VPN - Mobile OS does have built-in support for connecting to VPN’s. An MDM product can facilitate the deployment of consistent VPN configuration to all managed devices. Decision-makers should understand the capabilities of their mobile OS, and whether a given MDM product is an excellent complement to them. Key questions include:
  • Can the VPN be configured to connect automatically, or must the user manually initiate the connection?
  • Once the device is connected to the VPN, does all traffic pass through the encrypted tunnel, or is some traffic still transmitted in clear text?
  • Can the platform prevent the user from disabling the VPN?
  • Does the MDM have features to ease the management of those certificates?

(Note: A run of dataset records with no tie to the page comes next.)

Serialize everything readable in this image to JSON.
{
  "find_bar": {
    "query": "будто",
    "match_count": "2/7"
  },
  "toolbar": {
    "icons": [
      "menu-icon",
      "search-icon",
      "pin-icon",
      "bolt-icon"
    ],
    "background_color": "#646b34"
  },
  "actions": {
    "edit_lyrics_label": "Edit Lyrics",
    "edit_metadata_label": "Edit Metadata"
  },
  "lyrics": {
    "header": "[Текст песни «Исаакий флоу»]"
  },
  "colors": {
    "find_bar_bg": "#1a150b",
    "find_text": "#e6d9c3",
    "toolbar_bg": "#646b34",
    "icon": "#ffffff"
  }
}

  • Can it automatically revoke a user’s certificate if a security violation is detected, for example, a device is reported as stolen, falling too far behind on critical security patches, or having unapproved apps installed?

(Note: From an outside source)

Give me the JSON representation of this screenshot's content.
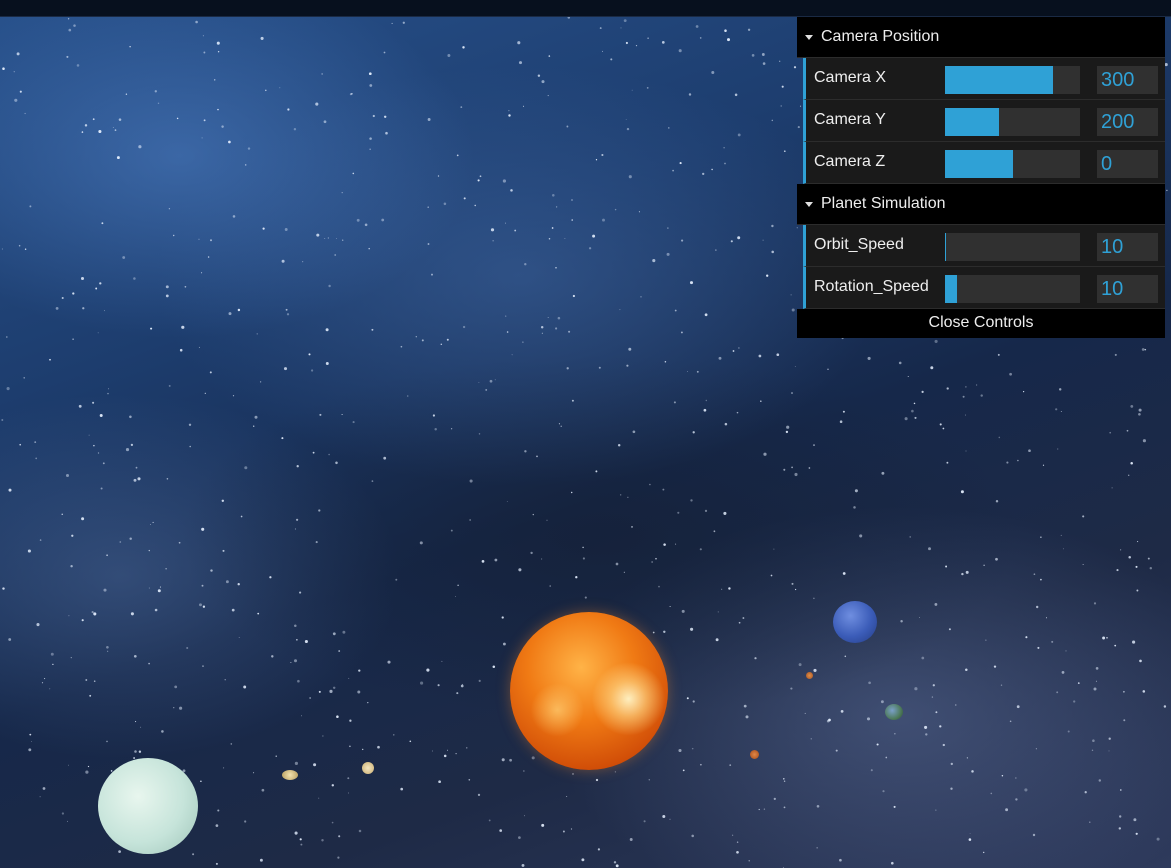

7. WiFi and Cellular Network Restrictions - In addition to using a VPN, preventing a device from connecting to insecure networks is another means of protecting sensitive network communications. Some mobile OS may allow MDM policy to restrict which WiFi networks, or which Access Point Names for cellular networks, a device can connect to. For enterprise‑controlled devices, the ability to specify a whitelist for WiFi networks remains highly desirable, despite potential incompatibility with the BYOD scenario.

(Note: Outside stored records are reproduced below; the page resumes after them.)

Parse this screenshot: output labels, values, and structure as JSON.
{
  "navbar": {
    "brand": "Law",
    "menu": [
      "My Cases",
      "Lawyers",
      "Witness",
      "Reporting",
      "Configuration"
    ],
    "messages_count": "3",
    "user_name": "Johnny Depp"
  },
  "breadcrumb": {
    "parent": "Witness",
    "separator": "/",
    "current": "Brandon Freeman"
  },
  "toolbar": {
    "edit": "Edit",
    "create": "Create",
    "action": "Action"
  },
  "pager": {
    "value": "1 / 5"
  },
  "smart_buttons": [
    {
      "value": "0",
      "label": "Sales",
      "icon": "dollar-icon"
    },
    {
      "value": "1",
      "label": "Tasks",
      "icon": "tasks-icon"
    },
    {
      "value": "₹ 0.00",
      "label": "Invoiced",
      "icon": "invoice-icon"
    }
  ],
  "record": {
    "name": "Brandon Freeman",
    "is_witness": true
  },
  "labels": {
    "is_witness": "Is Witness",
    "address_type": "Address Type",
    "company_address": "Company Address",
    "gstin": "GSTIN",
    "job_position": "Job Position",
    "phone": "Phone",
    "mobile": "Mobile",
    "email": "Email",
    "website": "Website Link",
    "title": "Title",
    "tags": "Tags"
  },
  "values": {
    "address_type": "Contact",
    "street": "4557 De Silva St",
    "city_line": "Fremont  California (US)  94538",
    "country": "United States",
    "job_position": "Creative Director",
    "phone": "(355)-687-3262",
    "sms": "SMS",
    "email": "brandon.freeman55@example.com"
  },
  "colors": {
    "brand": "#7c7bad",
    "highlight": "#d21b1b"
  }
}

8. Certificate Trust Management - The security of mobile devices depends in no small extent on PKI certificates, which can be used to authenticate VPN’s, websites, applications, and even MDM policy itself. The OS maintains a list of trusted certificate authorities; any certificate issued by one of those CAs is accepted by the OS as legitimate. An attacker who acquires a fraudulent document signed by a trusted CA, or who causes the OS to trust a fraudulent CA, can intercept, decrypt, and modify all of the device’s communications, and possibly install malicious software.

9. Policy for Connection to PCs - Most mobile devices can be connected to a personal computer for data transfer, debugging, and software installation or update. A method is connected to a malicious or compromised PC can, therefore, lead to the compromise of the data stored on the device, or the device itself. MDM policy should be able to limit the attack surface a device exposes to connect PCs, For instance, disabling debugging or requiring that a passcode is entered for access or limit which PCs can relate to the invention. Ideally, administrators would also be able to query a log of which PCs a device has been connected to.

In organizations that are contemplating mobile devices, their security is critical as their portability, and the loss of physical control elevate risk considerably. It is one the most significant breach vectors for sensitive data and because of this advanced management systems must be deployed within a corporate infrastructure. Having an MDM system is a best practice that can ensure that the built-in security features of an organization’s devices are always enabled and configured to meet the security needs.

Organizations should also understand that MDM doesn't add new security features to a platform. It serves as one cog to an efficient layered security platform in a way to automate the configuration of the security features already provided by the platform. Do understand that inherent residual risks that MDM alone cannot mitigate. The capability gaps for some high-security scenarios that MDM software cannot yet satisfy.